• REQUIRED ACTION: Within the material that follows, how many lines include the string "selected"? Answer with the number and nothing more.
□ □ □
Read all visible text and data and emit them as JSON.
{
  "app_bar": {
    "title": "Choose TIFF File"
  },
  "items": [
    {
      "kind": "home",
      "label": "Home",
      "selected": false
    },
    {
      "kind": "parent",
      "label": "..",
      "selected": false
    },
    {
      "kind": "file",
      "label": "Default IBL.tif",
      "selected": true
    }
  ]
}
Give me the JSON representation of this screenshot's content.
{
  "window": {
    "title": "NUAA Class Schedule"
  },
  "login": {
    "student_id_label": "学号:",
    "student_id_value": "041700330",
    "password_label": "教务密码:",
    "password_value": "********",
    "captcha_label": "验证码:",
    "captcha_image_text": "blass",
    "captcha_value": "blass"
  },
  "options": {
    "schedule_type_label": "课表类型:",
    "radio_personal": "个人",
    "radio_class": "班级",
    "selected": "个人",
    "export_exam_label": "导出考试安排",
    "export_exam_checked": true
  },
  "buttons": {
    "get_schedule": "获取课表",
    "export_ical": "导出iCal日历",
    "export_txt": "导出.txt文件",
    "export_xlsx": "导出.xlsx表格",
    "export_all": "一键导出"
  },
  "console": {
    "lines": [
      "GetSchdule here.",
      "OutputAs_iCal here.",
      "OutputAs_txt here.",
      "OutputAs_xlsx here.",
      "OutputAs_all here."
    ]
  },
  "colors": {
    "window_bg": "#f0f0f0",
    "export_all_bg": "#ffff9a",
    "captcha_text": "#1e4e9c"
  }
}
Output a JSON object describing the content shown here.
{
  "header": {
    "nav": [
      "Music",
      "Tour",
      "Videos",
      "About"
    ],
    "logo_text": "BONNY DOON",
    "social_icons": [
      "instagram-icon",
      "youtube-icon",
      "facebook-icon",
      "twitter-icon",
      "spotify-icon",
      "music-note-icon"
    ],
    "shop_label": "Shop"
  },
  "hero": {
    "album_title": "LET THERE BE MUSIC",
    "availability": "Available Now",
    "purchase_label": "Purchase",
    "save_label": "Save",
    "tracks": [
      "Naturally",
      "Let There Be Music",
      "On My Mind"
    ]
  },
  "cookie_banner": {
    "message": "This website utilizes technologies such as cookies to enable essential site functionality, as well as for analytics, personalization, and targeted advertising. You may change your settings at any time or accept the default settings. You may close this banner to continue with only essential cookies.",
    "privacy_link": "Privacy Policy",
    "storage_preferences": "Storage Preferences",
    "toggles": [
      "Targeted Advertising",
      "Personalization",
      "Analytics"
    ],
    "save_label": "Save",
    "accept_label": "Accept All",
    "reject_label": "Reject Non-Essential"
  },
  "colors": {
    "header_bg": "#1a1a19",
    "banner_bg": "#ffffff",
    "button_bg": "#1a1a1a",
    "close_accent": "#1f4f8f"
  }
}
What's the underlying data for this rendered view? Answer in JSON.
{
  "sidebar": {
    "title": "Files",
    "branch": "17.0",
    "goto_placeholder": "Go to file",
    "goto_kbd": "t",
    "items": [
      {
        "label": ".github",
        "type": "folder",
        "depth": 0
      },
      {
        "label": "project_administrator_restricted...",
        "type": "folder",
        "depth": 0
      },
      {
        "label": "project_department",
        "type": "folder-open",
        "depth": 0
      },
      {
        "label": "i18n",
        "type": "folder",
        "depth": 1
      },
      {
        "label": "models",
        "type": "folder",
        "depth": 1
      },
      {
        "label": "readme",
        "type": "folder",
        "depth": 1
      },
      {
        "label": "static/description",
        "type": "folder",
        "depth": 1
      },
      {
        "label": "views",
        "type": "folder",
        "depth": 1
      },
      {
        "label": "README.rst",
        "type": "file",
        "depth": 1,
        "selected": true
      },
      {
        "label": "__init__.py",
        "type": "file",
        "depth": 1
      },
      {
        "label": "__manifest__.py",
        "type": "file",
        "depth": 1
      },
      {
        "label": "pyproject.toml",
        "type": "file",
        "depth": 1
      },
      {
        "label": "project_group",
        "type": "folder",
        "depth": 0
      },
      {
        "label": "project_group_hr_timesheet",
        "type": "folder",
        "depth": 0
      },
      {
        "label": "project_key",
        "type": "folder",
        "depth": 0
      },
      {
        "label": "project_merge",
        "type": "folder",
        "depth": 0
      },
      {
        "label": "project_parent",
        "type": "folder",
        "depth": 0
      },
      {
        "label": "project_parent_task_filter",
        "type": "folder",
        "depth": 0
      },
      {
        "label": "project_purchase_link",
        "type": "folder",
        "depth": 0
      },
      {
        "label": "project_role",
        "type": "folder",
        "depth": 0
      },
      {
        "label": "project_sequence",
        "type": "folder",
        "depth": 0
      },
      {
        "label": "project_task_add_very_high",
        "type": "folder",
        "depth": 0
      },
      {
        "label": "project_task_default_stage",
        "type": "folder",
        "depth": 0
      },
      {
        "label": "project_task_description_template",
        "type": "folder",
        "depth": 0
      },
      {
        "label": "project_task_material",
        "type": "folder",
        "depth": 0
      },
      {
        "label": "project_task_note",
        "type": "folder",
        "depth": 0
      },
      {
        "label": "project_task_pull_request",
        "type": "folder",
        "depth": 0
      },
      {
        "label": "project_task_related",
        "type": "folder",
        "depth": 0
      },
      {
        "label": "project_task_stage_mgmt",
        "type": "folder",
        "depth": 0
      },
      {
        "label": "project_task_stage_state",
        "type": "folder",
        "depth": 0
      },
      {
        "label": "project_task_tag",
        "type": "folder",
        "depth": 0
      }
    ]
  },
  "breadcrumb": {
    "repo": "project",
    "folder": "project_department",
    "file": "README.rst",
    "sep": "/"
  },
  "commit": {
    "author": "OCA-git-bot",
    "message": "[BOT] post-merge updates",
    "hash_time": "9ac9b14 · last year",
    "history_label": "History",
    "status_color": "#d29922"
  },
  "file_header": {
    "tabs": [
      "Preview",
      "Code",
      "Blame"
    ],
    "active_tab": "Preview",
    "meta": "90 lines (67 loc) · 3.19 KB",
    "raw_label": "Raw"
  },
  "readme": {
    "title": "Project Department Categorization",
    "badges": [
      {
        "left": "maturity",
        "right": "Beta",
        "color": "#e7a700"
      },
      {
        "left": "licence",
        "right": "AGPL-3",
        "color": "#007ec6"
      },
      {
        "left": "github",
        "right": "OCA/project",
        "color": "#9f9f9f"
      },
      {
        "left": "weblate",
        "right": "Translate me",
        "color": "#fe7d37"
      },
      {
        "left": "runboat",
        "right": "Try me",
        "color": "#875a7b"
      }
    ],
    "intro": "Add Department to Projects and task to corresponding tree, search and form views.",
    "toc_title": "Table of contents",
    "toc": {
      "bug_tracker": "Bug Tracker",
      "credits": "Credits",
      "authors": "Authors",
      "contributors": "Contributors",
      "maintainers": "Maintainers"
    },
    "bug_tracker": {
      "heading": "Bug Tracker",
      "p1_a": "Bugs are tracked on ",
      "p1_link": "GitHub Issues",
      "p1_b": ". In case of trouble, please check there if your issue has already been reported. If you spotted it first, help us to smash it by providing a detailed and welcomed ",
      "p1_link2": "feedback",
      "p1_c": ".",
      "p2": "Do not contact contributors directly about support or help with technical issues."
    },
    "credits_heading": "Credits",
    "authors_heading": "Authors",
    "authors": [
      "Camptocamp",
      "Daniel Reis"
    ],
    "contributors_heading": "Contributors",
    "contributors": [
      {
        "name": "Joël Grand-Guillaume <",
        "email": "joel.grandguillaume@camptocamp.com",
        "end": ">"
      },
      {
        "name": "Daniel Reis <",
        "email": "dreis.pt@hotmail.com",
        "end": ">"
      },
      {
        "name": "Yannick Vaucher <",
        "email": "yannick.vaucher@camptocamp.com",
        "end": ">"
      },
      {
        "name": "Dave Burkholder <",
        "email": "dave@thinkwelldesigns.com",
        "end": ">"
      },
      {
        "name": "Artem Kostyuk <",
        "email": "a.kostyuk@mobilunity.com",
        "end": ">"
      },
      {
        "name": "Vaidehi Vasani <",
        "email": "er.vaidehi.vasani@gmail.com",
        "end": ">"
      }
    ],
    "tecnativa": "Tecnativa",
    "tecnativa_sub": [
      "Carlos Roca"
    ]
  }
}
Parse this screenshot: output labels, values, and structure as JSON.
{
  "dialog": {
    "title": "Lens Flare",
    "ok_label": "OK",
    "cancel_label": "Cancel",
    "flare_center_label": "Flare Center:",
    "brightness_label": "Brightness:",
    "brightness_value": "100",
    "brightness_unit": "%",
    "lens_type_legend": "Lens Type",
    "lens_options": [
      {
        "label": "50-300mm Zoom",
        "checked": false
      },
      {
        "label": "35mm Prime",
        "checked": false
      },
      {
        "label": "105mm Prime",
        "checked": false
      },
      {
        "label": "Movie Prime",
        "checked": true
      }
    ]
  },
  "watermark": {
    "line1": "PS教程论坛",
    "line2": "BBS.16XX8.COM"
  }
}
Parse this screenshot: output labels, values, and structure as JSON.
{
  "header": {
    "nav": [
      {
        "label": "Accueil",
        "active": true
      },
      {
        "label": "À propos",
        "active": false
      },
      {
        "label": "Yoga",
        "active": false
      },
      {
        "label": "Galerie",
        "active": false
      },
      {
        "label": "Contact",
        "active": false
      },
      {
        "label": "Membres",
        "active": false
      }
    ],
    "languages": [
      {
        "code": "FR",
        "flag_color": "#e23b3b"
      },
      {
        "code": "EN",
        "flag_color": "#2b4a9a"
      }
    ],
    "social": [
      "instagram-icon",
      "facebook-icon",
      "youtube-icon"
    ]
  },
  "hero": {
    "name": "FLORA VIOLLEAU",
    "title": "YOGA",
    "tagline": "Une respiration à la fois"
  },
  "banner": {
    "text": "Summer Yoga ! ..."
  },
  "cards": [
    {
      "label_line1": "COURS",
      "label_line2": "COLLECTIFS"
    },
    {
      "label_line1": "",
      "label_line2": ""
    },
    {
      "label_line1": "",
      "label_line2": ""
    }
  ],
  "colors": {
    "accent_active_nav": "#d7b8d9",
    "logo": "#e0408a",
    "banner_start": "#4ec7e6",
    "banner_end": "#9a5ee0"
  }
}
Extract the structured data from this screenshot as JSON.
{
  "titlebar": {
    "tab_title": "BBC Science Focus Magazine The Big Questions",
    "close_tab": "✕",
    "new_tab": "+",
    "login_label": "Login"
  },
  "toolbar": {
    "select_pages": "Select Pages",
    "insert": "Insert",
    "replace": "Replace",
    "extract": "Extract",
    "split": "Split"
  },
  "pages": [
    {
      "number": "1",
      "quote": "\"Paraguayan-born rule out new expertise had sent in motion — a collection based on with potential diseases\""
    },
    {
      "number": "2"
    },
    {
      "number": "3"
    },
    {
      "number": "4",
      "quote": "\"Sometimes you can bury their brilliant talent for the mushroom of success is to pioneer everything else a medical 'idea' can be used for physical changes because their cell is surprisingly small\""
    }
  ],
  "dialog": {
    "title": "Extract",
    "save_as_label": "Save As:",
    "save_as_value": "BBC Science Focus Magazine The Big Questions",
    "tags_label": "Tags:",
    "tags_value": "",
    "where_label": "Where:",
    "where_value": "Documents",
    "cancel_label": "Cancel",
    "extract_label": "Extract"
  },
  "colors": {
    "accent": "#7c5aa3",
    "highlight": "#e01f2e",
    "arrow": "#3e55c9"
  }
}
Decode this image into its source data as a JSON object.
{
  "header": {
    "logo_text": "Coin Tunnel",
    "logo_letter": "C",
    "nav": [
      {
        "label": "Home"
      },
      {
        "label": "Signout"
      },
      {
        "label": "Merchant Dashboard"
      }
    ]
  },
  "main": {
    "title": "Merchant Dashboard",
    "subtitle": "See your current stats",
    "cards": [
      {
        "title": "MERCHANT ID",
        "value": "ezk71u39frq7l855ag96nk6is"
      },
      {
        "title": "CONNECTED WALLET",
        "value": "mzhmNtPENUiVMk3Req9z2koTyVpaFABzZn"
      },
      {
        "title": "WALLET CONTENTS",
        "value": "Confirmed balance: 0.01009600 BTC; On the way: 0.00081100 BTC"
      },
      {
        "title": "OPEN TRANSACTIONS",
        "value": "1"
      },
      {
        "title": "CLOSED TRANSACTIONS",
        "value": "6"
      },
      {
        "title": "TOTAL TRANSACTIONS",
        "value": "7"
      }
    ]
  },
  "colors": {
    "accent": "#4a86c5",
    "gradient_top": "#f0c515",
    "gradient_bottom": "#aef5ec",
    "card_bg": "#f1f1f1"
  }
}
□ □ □
• RESULT FOR THIS EXERCISE: 5